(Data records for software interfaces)
:::::

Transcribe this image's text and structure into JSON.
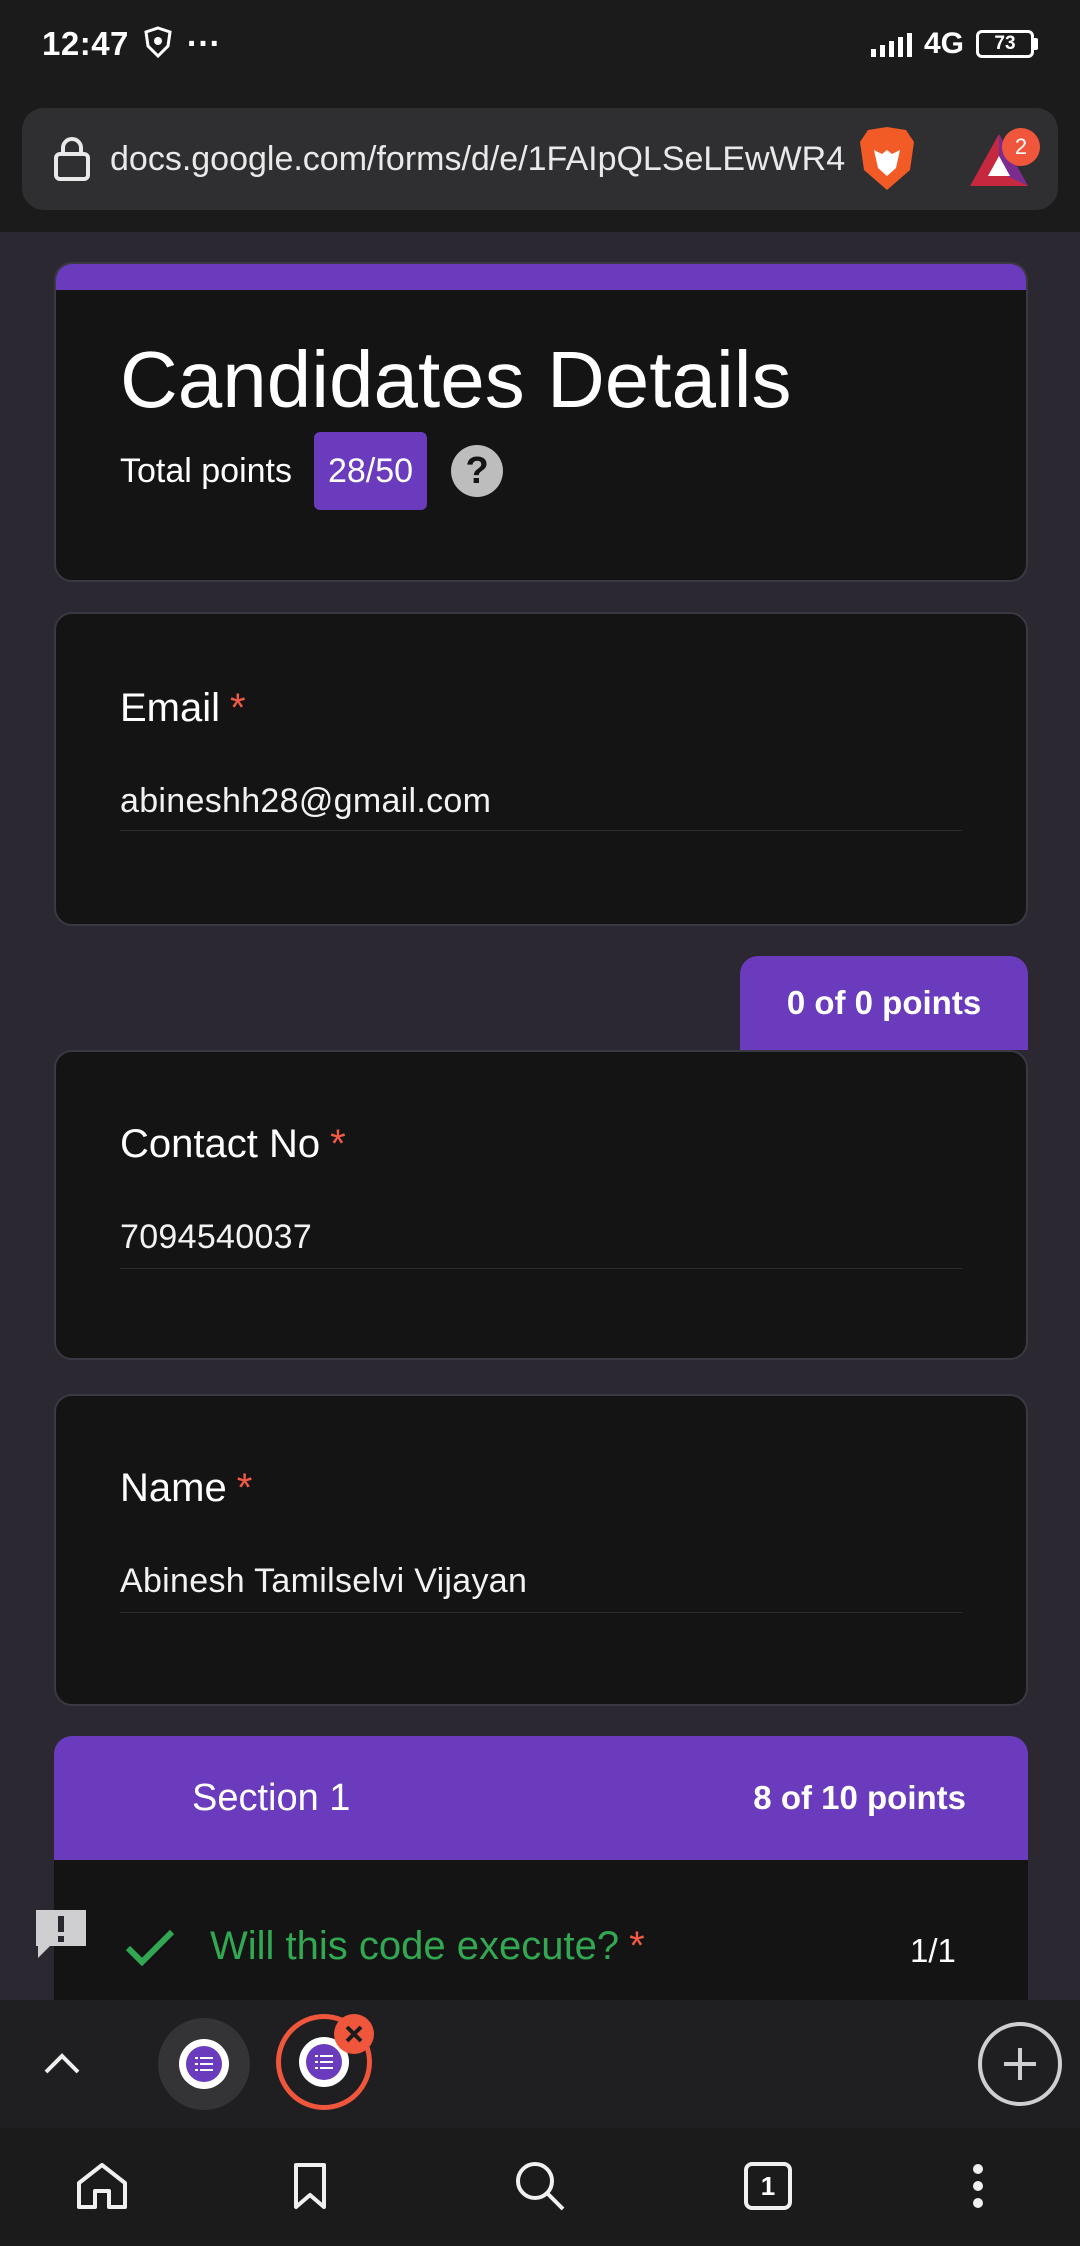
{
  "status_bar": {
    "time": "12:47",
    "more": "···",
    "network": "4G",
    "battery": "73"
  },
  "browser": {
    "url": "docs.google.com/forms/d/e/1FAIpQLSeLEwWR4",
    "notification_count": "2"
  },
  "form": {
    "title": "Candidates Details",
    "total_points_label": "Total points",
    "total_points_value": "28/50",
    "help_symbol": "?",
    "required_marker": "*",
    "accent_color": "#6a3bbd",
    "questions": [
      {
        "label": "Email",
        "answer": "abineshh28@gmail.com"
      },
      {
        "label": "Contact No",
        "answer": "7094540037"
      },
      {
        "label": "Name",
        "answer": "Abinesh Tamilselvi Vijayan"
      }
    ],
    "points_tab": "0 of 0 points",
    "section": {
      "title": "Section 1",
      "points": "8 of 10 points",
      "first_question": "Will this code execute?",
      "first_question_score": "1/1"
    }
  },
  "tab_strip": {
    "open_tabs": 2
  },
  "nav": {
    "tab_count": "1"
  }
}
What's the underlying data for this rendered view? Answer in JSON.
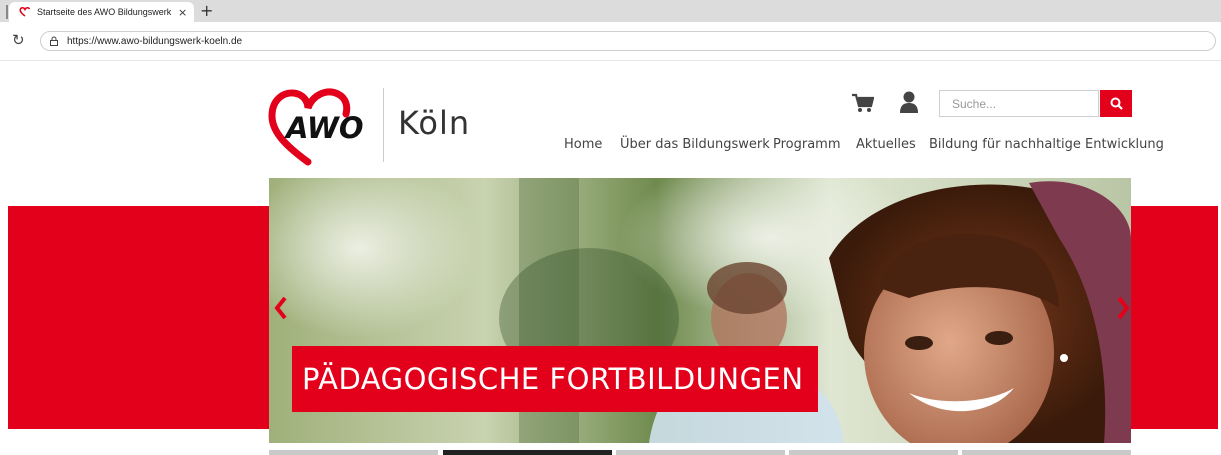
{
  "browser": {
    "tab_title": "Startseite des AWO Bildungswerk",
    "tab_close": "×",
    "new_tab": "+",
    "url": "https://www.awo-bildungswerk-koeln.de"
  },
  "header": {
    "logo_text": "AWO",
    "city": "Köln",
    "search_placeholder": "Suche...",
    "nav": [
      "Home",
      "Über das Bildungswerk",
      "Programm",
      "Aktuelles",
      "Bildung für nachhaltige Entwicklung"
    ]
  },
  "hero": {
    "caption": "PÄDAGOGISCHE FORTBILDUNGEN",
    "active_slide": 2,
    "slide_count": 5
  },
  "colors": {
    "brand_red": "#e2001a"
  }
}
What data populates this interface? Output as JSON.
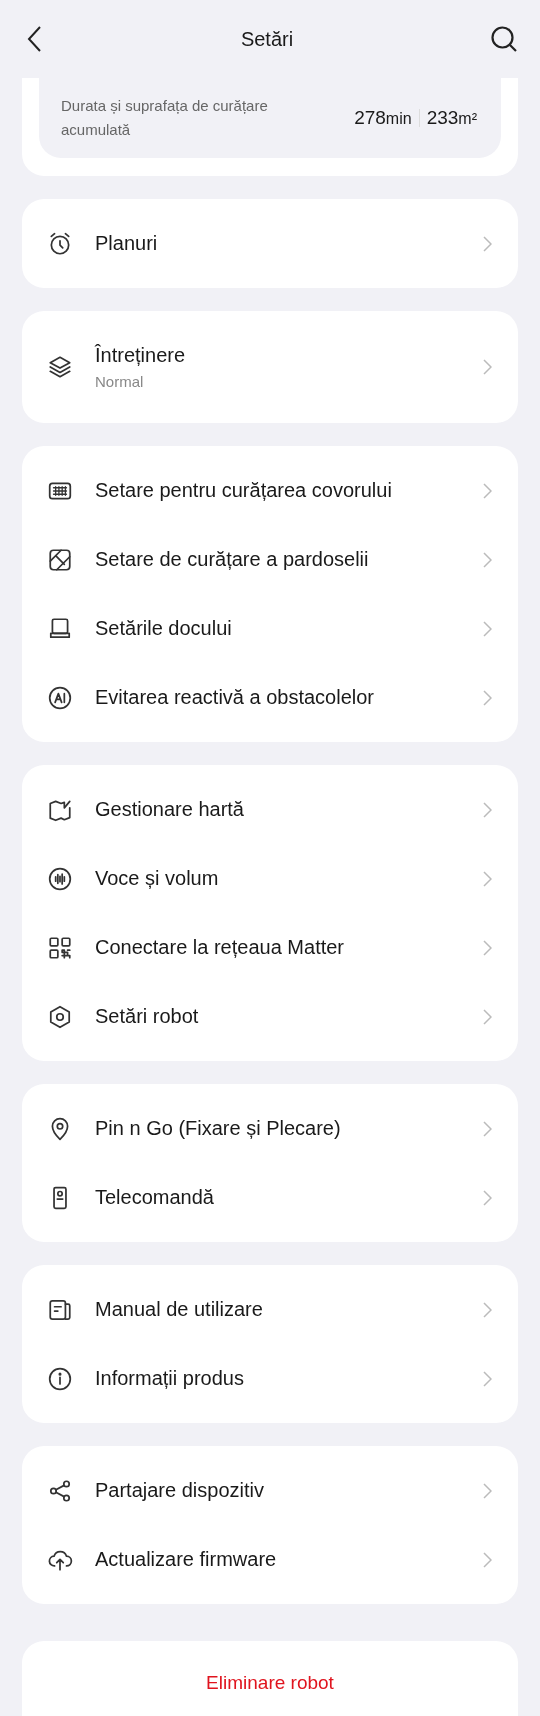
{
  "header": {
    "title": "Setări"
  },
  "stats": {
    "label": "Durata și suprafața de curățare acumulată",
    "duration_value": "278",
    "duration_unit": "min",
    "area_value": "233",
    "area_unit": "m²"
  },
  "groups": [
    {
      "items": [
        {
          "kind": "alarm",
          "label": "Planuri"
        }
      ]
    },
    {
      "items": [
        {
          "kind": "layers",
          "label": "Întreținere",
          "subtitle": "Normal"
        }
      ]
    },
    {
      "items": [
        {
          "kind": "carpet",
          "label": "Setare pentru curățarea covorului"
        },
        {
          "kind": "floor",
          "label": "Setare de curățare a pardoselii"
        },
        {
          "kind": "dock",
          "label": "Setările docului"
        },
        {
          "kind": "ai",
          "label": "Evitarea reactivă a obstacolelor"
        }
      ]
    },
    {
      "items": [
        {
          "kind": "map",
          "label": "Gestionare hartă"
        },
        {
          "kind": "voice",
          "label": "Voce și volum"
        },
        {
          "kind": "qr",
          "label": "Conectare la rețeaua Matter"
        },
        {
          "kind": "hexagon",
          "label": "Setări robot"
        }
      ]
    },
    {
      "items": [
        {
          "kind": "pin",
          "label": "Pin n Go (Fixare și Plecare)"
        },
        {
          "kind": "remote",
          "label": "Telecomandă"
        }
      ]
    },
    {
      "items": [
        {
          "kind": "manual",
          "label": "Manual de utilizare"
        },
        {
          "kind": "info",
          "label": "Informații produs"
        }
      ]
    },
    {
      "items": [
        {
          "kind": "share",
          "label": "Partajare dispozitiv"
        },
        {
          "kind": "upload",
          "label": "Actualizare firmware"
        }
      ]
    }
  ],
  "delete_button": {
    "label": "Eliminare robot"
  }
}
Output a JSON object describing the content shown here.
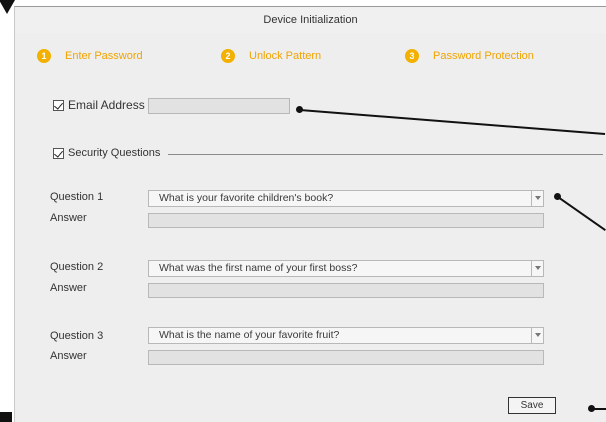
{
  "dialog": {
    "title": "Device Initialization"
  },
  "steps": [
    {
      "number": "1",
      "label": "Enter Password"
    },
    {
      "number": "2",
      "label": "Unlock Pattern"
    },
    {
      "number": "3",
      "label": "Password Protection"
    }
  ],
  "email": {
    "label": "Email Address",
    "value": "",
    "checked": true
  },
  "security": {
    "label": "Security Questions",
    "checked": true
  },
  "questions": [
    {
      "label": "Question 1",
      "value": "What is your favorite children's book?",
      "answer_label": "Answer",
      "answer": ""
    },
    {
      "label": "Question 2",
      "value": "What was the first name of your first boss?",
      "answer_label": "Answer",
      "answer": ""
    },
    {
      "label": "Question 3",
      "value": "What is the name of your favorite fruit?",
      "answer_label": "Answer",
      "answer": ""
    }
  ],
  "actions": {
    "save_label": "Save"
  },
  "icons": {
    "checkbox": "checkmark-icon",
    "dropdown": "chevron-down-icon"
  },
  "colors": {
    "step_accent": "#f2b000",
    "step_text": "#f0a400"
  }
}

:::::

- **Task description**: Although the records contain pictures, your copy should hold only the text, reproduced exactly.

- **Result**:
Transcribe this image's text and structure into JSON.
{
  "status_bar": {
    "time": "12:47",
    "more": "···",
    "network": "4G",
    "battery": "73"
  },
  "browser": {
    "url": "docs.google.com/forms/d/e/1FAIpQLSeLEwWR4",
    "notification_count": "2"
  },
  "form": {
    "title": "Candidates Details",
    "total_points_label": "Total points",
    "total_points_value": "28/50",
    "help_symbol": "?",
    "required_marker": "*",
    "accent_color": "#6a3bbd",
    "questions": [
      {
        "label": "Email",
        "answer": "abineshh28@gmail.com"
      },
      {
        "label": "Contact No",
        "answer": "7094540037"
      },
      {
        "label": "Name",
        "answer": "Abinesh Tamilselvi Vijayan"
      }
    ],
    "points_tab": "0 of 0 points",
    "section": {
      "title": "Section 1",
      "points": "8 of 10 points",
      "first_question": "Will this code execute?",
      "first_question_score": "1/1"
    }
  },
  "tab_strip": {
    "open_tabs": 2
  },
  "nav": {
    "tab_count": "1"
  }
}
What's the underlying data for this rendered view? Answer in JSON.
{
  "browser": {
    "tab_title": "Startseite des AWO Bildungswerk",
    "tab_close": "×",
    "new_tab": "+",
    "url": "https://www.awo-bildungswerk-koeln.de"
  },
  "header": {
    "logo_text": "AWO",
    "city": "Köln",
    "search_placeholder": "Suche...",
    "nav": [
      "Home",
      "Über das Bildungswerk",
      "Programm",
      "Aktuelles",
      "Bildung für nachhaltige Entwicklung"
    ]
  },
  "hero": {
    "caption": "PÄDAGOGISCHE FORTBILDUNGEN",
    "active_slide": 2,
    "slide_count": 5
  },
  "colors": {
    "brand_red": "#e2001a"
  }
}
What data populates this interface? Output as JSON.
{
  "header": {
    "title": "Setări"
  },
  "stats": {
    "label": "Durata și suprafața de curățare acumulată",
    "duration_value": "278",
    "duration_unit": "min",
    "area_value": "233",
    "area_unit": "m²"
  },
  "groups": [
    {
      "items": [
        {
          "kind": "alarm",
          "label": "Planuri"
        }
      ]
    },
    {
      "items": [
        {
          "kind": "layers",
          "label": "Întreținere",
          "subtitle": "Normal"
        }
      ]
    },
    {
      "items": [
        {
          "kind": "carpet",
          "label": "Setare pentru curățarea covorului"
        },
        {
          "kind": "floor",
          "label": "Setare de curățare a pardoselii"
        },
        {
          "kind": "dock",
          "label": "Setările docului"
        },
        {
          "kind": "ai",
          "label": "Evitarea reactivă a obstacolelor"
        }
      ]
    },
    {
      "items": [
        {
          "kind": "map",
          "label": "Gestionare hartă"
        },
        {
          "kind": "voice",
          "label": "Voce și volum"
        },
        {
          "kind": "qr",
          "label": "Conectare la rețeaua Matter"
        },
        {
          "kind": "hexagon",
          "label": "Setări robot"
        }
      ]
    },
    {
      "items": [
        {
          "kind": "pin",
          "label": "Pin n Go (Fixare și Plecare)"
        },
        {
          "kind": "remote",
          "label": "Telecomandă"
        }
      ]
    },
    {
      "items": [
        {
          "kind": "manual",
          "label": "Manual de utilizare"
        },
        {
          "kind": "info",
          "label": "Informații produs"
        }
      ]
    },
    {
      "items": [
        {
          "kind": "share",
          "label": "Partajare dispozitiv"
        },
        {
          "kind": "upload",
          "label": "Actualizare firmware"
        }
      ]
    }
  ],
  "delete_button": {
    "label": "Eliminare robot"
  }
}
Output a JSON object describing the content shown here.
{
  "dialog": {
    "title": "Device Initialization"
  },
  "steps": [
    {
      "number": "1",
      "label": "Enter Password"
    },
    {
      "number": "2",
      "label": "Unlock Pattern"
    },
    {
      "number": "3",
      "label": "Password Protection"
    }
  ],
  "email": {
    "label": "Email Address",
    "value": "",
    "checked": true
  },
  "security": {
    "label": "Security Questions",
    "checked": true
  },
  "questions": [
    {
      "label": "Question 1",
      "value": "What is your favorite children's book?",
      "answer_label": "Answer",
      "answer": ""
    },
    {
      "label": "Question 2",
      "value": "What was the first name of your first boss?",
      "answer_label": "Answer",
      "answer": ""
    },
    {
      "label": "Question 3",
      "value": "What is the name of your favorite fruit?",
      "answer_label": "Answer",
      "answer": ""
    }
  ],
  "actions": {
    "save_label": "Save"
  },
  "icons": {
    "checkbox": "checkmark-icon",
    "dropdown": "chevron-down-icon"
  },
  "colors": {
    "step_accent": "#f2b000",
    "step_text": "#f0a400"
  }
}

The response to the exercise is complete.